Investigators are looking into whether an emergency locator transmitter built by Honeywell (HON) was one possible cause of Friday’s fire in a Boeing (BA) 787 operated by Ethiopian Airlines, according to The Wall Street Journal, citing several anonymous sources.
The transmitter is located in the upper rear part of the 787, according to the report, a different location than the battery pack that was at the root of the lithium-ion battery meltdowns that grounded the global fleet of Dreamliners for several months earlier this year.
Safety regulators are looking at the device, which Reuters said uses a lithium manganese battery, as one possible cause of the fire.
Honeywell did not immediately respond to FOX Business for a comment, however, a spokesman confirmed to the Journal that the company was “invited to participate in the investigation” and has sent technical experts to London's Heathrow to assist authorities.
“At this time it is premature to speculate on the cause of the fire,” the spokesperson told the newspaper.
The device made by Morristown, N.J.-based Honeywell is designed to activate and help find the jet in the event of a crash. It was not immediately clear how much revenue the company derives from the device, but the entire aerospace unit, which is responsible for a wide range of aerospace technologies including cockpit displays, cabin entertainment and electric power systems, posted about $2.95 billion in first-quarter sales, comprising 32% of Honeywell’s total quarterly revenue of $9.3 billion, according to a regulatory filing.
Shares of Honeywell did not immediately react to the Journal report, slipping just 16 cents to $82.22 recently. The company is expected to report second-quarter earnings on Friday.

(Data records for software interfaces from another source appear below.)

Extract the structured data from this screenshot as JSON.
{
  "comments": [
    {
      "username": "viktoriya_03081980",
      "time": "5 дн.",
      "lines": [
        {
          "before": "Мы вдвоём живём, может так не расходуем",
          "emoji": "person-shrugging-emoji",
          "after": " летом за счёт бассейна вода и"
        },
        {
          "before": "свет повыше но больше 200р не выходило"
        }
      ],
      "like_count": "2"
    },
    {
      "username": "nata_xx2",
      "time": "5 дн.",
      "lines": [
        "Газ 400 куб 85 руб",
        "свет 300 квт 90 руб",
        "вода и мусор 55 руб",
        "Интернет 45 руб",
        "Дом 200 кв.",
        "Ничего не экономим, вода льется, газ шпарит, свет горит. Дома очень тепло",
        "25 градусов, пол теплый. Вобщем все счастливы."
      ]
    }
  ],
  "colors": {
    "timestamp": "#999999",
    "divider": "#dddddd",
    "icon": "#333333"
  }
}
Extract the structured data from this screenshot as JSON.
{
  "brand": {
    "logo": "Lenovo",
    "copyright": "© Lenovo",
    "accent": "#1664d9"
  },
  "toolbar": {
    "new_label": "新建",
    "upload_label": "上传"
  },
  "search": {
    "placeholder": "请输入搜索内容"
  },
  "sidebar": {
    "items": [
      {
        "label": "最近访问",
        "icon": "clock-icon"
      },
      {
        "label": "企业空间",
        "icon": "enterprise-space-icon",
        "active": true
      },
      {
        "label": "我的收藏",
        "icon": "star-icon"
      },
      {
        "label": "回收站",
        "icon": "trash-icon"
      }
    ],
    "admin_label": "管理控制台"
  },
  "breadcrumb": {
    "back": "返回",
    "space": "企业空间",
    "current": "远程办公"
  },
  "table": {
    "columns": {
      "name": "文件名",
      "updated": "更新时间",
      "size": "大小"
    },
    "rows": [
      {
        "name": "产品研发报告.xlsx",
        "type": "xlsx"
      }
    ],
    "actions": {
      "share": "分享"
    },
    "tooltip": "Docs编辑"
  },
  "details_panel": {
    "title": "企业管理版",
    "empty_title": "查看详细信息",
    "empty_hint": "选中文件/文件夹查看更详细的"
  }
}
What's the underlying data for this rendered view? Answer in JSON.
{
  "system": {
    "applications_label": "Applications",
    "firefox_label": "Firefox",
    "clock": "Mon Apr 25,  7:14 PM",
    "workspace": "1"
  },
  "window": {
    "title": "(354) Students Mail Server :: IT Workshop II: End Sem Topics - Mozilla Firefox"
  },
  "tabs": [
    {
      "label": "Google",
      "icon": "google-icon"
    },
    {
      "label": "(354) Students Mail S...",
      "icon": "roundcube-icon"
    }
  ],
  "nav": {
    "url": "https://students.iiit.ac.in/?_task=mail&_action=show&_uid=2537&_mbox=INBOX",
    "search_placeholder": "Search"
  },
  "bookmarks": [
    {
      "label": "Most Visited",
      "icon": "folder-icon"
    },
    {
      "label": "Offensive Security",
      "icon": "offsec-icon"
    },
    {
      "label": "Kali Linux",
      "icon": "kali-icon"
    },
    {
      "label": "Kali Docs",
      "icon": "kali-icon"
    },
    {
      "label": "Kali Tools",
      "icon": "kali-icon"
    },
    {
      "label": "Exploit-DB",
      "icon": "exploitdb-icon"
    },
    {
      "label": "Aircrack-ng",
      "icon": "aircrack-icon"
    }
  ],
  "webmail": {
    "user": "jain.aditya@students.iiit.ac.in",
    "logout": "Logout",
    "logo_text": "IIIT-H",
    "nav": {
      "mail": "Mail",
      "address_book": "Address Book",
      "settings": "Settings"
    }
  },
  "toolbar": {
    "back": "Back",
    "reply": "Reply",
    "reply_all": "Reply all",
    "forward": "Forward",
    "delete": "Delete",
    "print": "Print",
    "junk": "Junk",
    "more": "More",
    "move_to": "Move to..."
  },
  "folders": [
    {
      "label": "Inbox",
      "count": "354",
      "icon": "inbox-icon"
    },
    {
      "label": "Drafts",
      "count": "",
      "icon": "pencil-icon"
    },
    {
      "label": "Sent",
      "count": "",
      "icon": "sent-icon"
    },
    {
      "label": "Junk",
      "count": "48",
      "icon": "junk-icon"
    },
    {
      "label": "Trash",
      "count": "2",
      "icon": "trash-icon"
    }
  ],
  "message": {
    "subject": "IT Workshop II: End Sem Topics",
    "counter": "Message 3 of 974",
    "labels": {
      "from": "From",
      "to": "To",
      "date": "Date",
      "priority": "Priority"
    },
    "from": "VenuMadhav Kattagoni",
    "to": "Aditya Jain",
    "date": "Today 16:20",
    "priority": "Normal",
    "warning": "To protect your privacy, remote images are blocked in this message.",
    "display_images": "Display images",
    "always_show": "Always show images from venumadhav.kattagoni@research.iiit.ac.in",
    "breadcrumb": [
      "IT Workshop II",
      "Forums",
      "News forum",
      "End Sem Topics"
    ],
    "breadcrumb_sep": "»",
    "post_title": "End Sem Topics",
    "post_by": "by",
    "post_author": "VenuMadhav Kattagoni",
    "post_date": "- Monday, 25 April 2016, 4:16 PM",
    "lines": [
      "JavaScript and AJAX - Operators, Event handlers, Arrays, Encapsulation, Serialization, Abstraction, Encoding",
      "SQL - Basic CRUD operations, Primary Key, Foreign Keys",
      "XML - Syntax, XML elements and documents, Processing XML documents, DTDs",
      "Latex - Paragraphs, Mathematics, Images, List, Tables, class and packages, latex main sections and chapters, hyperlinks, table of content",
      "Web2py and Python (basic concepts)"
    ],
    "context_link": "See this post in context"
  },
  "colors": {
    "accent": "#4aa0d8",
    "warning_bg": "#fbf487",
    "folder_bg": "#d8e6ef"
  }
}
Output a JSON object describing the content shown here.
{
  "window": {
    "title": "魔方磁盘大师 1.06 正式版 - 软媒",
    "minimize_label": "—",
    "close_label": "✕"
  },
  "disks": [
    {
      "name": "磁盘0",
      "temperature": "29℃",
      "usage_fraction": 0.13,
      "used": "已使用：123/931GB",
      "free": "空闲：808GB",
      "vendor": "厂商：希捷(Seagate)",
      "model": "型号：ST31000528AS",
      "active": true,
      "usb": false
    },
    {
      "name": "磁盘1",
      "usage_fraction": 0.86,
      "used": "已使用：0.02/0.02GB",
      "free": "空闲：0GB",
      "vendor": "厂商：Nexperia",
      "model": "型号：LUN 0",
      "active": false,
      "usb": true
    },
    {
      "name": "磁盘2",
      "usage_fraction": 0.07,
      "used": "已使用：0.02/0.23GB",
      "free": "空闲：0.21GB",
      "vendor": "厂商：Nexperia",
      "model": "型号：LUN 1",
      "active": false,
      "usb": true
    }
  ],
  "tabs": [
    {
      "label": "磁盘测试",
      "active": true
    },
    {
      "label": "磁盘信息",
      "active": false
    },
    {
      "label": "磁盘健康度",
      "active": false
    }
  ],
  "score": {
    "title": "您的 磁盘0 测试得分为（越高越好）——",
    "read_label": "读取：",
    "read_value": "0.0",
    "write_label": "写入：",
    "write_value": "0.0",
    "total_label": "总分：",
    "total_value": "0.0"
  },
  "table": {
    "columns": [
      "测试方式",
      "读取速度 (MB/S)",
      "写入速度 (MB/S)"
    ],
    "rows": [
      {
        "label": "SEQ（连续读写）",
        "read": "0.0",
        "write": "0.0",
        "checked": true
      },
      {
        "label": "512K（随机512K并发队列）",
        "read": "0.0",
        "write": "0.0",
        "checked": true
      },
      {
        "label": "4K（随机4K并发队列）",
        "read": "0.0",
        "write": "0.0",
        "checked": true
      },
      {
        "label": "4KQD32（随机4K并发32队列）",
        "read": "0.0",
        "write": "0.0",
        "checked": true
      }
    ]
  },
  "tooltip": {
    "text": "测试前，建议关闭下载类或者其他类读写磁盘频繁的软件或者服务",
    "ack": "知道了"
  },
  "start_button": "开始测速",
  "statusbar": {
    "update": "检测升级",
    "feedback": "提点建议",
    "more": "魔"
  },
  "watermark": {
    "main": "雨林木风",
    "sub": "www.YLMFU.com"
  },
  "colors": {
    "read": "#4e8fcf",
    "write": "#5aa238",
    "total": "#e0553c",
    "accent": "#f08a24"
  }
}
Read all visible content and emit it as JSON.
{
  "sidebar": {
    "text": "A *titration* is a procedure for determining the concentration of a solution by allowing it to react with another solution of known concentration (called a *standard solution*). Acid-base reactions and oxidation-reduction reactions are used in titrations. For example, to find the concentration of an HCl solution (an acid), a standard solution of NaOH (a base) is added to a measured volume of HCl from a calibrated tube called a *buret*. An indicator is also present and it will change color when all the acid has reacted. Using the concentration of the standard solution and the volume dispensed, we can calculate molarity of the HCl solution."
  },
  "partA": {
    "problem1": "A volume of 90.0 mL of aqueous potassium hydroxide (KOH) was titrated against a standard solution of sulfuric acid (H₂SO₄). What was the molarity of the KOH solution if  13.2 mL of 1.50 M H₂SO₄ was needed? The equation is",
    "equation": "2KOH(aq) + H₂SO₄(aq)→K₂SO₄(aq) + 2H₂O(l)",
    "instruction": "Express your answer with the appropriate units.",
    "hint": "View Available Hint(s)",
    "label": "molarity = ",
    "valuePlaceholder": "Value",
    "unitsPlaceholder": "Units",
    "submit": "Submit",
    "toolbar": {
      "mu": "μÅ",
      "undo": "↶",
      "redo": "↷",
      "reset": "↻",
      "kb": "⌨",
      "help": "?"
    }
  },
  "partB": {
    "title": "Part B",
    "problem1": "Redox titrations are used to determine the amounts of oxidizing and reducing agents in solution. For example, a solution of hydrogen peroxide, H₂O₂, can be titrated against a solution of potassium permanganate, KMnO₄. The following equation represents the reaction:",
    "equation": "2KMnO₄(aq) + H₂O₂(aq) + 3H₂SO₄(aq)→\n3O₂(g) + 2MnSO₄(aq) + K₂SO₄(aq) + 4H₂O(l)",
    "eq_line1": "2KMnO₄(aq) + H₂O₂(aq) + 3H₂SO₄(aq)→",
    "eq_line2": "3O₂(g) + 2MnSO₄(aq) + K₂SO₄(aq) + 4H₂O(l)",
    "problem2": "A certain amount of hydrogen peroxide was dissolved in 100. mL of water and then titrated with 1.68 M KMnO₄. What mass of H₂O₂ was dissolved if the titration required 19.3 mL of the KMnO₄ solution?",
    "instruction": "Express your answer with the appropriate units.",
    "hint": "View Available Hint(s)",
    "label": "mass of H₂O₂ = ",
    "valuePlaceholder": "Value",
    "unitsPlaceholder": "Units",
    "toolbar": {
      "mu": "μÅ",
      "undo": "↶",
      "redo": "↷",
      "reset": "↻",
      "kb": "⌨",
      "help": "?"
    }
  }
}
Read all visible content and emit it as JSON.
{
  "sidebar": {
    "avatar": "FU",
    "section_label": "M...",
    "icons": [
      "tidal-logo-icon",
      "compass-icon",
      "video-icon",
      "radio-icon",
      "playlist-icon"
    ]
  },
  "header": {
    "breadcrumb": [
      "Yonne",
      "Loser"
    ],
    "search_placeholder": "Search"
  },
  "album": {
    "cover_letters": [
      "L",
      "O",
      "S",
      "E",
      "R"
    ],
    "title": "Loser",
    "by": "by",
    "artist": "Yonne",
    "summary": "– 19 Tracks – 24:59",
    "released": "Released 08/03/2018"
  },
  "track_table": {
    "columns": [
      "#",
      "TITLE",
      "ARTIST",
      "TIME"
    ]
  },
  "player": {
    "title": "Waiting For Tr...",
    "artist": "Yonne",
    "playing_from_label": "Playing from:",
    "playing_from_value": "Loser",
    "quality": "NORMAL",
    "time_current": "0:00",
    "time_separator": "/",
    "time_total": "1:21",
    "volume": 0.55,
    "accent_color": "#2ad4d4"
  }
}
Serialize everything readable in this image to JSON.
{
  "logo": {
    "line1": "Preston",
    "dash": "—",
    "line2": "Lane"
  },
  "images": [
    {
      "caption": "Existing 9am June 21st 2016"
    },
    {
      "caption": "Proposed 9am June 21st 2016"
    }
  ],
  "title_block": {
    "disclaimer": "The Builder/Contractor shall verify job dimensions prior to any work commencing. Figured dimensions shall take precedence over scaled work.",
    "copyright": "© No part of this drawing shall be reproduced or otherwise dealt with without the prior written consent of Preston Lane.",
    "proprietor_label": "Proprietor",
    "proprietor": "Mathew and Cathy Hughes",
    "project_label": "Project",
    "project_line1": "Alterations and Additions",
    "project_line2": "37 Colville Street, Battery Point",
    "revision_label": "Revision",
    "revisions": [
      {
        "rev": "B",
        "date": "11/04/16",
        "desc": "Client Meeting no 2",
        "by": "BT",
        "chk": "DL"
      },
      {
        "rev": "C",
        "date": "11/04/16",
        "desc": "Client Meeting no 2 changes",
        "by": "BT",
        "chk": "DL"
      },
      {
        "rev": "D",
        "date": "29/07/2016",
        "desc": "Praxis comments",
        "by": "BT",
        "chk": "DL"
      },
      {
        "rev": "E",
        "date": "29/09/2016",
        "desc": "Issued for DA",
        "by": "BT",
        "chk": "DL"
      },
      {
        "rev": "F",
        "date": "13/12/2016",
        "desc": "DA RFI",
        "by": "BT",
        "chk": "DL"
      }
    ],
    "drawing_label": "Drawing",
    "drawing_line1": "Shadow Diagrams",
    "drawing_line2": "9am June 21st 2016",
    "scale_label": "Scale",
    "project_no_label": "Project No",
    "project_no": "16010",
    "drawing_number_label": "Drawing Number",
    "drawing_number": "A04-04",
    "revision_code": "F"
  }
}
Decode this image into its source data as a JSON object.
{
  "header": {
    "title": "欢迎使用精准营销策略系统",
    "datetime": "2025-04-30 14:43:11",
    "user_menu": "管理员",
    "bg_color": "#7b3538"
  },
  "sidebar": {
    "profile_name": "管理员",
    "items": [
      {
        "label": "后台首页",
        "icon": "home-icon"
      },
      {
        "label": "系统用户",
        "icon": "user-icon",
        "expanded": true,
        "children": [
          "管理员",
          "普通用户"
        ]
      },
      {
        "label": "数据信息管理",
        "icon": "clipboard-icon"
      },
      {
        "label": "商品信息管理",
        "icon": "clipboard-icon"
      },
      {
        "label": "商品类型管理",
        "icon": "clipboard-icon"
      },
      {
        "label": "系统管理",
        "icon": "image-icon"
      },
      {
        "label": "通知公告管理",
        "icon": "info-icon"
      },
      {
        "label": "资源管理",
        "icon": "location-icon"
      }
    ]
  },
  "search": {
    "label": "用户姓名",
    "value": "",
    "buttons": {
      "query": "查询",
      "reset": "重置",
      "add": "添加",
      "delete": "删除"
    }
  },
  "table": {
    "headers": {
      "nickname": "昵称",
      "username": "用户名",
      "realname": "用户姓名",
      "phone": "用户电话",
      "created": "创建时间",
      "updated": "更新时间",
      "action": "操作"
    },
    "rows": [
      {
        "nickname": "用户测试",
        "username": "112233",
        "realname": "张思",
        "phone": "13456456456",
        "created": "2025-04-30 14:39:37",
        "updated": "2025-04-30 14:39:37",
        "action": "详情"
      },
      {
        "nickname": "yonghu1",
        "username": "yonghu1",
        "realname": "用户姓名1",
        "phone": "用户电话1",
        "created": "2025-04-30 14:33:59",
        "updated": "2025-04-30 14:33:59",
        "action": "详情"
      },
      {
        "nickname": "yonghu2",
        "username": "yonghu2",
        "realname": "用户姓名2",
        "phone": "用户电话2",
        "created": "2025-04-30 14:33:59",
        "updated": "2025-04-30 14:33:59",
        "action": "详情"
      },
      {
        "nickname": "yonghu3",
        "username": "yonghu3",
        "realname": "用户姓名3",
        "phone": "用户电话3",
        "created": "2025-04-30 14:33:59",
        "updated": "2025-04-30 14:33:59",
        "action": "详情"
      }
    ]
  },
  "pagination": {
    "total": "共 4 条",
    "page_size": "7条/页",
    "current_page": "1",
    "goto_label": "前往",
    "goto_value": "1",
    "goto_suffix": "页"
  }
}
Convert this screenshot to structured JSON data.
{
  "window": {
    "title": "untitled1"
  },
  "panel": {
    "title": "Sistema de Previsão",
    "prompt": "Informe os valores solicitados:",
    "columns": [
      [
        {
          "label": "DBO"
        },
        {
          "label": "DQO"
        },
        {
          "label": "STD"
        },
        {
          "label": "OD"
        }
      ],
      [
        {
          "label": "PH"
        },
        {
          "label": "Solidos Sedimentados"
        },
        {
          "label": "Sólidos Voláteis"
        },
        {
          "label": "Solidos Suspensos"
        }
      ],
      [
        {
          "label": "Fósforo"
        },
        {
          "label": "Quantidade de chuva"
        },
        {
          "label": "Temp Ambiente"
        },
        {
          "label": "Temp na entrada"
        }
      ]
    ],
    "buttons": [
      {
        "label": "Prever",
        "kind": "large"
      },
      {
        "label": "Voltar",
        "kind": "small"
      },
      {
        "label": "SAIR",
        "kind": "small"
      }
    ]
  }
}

Boeing, which has faced a series of 787 headaches this year, returned the aircraft to service in late April after a new battery was approved by the Federal Aviation Administration. Potential problems resurfaced on Friday when a fire broke out on an Ethiopian-operated 787 that had been sitting on the tarmac for eight hours. The blaze was contained and there were no injuries as the aircraft was empty.
One analyst told FOX Business on Friday that the fire did not seem to be related to the earlier battery problems. However, the investigation has remains ongoing and officials haven’t released a formal statement as to the possible cause of the spark.
U.S. authorities like the National Transportation Safety Board and FAA have joined the investigation in the U.K. but would not comment on the Honeywell report, instead pointing to the British regulatory authority, Air Accident Investigation Branch (AAIB), which is overseeing the probe.
The AAIB and Boeing both said they wouldn’t comment because the investigation is ongoing, and Ethiopian Airlines did not immediately respond to FOX Business.
“In order to ensure the integrity of the process and in adherence to international protocols that govern safety investigations, all publicly released information concerning the investigation must come from, or be approved by, the AAIB,” Boeing said in a statement.
The jet maker is participating in the investigation as an advisor and has a team on the ground.
Shares of Boeing were up 3.5% to $105.47 in recent trade, rebounding from heavy losses Friday.